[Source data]
# # # # # # #
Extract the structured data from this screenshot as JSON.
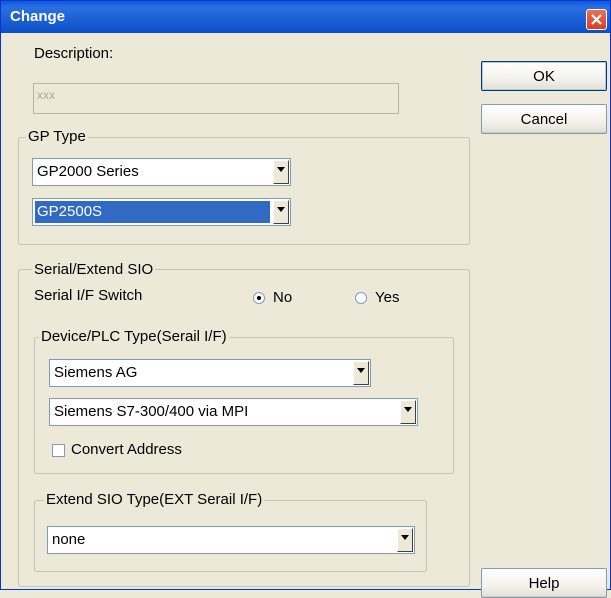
{
  "window": {
    "title": "Change"
  },
  "description": {
    "label": "Description:",
    "value": "xxx"
  },
  "buttons": {
    "ok": "OK",
    "cancel": "Cancel",
    "help": "Help"
  },
  "gp_type": {
    "legend": "GP Type",
    "series": "GP2000 Series",
    "model": "GP2500S"
  },
  "serial": {
    "legend": "Serial/Extend SIO",
    "switch_label": "Serial I/F Switch",
    "radio_no": "No",
    "radio_yes": "Yes",
    "selected": "No",
    "device": {
      "legend": "Device/PLC Type(Serail I/F)",
      "maker": "Siemens AG",
      "model": "Siemens S7-300/400 via MPI",
      "convert_label": "Convert Address",
      "convert_checked": false
    },
    "ext": {
      "legend": "Extend SIO Type(EXT Serail I/F)",
      "value": "none"
    }
  }
}
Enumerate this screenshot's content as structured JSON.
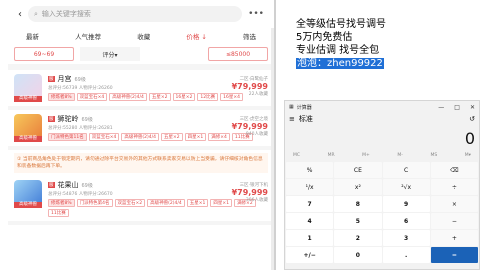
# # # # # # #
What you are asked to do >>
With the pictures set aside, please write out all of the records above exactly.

Task output >>
Extract the structured data from this screenshot as JSON.
{
  "window": {
    "title": "Change"
  },
  "description": {
    "label": "Description:",
    "value": "xxx"
  },
  "buttons": {
    "ok": "OK",
    "cancel": "Cancel",
    "help": "Help"
  },
  "gp_type": {
    "legend": "GP Type",
    "series": "GP2000 Series",
    "model": "GP2500S"
  },
  "serial": {
    "legend": "Serial/Extend SIO",
    "switch_label": "Serial I/F Switch",
    "radio_no": "No",
    "radio_yes": "Yes",
    "selected": "No",
    "device": {
      "legend": "Device/PLC Type(Serail I/F)",
      "maker": "Siemens AG",
      "model": "Siemens S7-300/400 via MPI",
      "convert_label": "Convert Address",
      "convert_checked": false
    },
    "ext": {
      "legend": "Extend SIO Type(EXT Serail I/F)",
      "value": "none"
    }
  }
}
Enumerate this screenshot's content as structured JSON.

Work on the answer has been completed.